» **Items from a data source**:

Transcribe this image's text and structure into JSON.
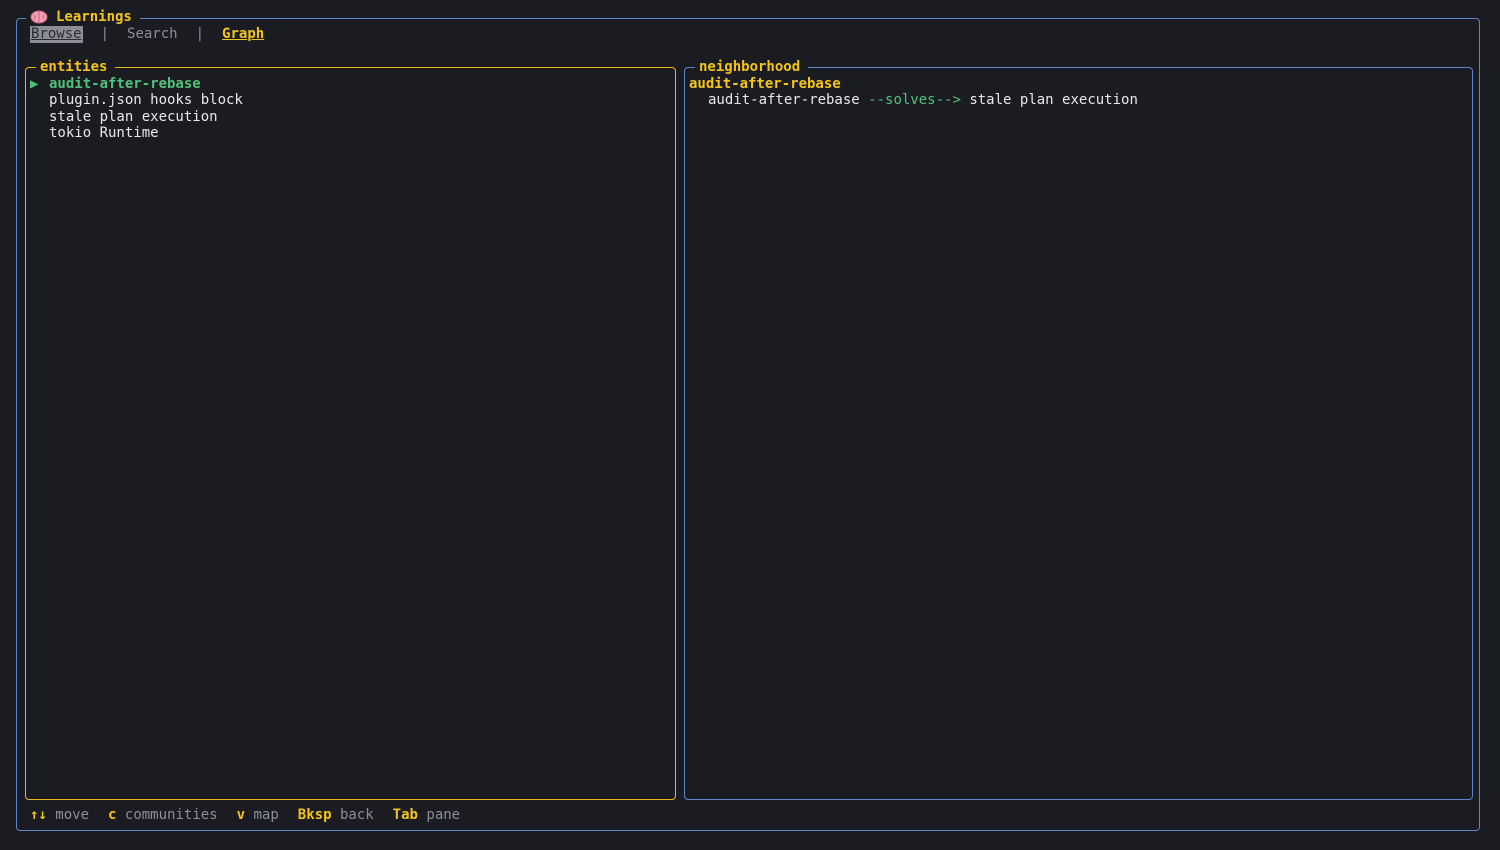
{
  "app": {
    "title": "Learnings",
    "icon": "brain-icon"
  },
  "tabs": [
    {
      "label": "Browse",
      "state": "highlighted"
    },
    {
      "label": "Search",
      "state": "inactive"
    },
    {
      "label": "Graph",
      "state": "active"
    }
  ],
  "tab_separator": "|",
  "entities": {
    "title": "entities",
    "selected_marker": "▶",
    "items": [
      {
        "label": "audit-after-rebase",
        "selected": true
      },
      {
        "label": "plugin.json hooks block",
        "selected": false
      },
      {
        "label": "stale plan execution",
        "selected": false
      },
      {
        "label": "tokio Runtime",
        "selected": false
      }
    ]
  },
  "neighborhood": {
    "title": "neighborhood",
    "focus": "audit-after-rebase",
    "edges": [
      {
        "from": "audit-after-rebase",
        "relation": "--solves-->",
        "to": "stale plan execution"
      }
    ]
  },
  "footer": {
    "hints": [
      {
        "key": "↑↓",
        "label": "move"
      },
      {
        "key": "c",
        "label": "communities"
      },
      {
        "key": "v",
        "label": "map"
      },
      {
        "key": "Bksp",
        "label": "back"
      },
      {
        "key": "Tab",
        "label": "pane"
      }
    ]
  },
  "colors": {
    "background": "#1b1c22",
    "accent_yellow": "#f5c518",
    "accent_green": "#4ec27a",
    "border_blue": "#5d86c6",
    "muted": "#8d8e96"
  }
}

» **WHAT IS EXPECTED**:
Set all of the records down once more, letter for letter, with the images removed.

» **SOLUTION FOR THIS PROBLEM**:
Transcribe this image's text and structure into JSON.
{
  "app": {
    "title": "Learnings",
    "icon": "brain-icon"
  },
  "tabs": [
    {
      "label": "Browse",
      "state": "highlighted"
    },
    {
      "label": "Search",
      "state": "inactive"
    },
    {
      "label": "Graph",
      "state": "active"
    }
  ],
  "tab_separator": "|",
  "entities": {
    "title": "entities",
    "selected_marker": "▶",
    "items": [
      {
        "label": "audit-after-rebase",
        "selected": true
      },
      {
        "label": "plugin.json hooks block",
        "selected": false
      },
      {
        "label": "stale plan execution",
        "selected": false
      },
      {
        "label": "tokio Runtime",
        "selected": false
      }
    ]
  },
  "neighborhood": {
    "title": "neighborhood",
    "focus": "audit-after-rebase",
    "edges": [
      {
        "from": "audit-after-rebase",
        "relation": "--solves-->",
        "to": "stale plan execution"
      }
    ]
  },
  "footer": {
    "hints": [
      {
        "key": "↑↓",
        "label": "move"
      },
      {
        "key": "c",
        "label": "communities"
      },
      {
        "key": "v",
        "label": "map"
      },
      {
        "key": "Bksp",
        "label": "back"
      },
      {
        "key": "Tab",
        "label": "pane"
      }
    ]
  },
  "colors": {
    "background": "#1b1c22",
    "accent_yellow": "#f5c518",
    "accent_green": "#4ec27a",
    "border_blue": "#5d86c6",
    "muted": "#8d8e96"
  }
}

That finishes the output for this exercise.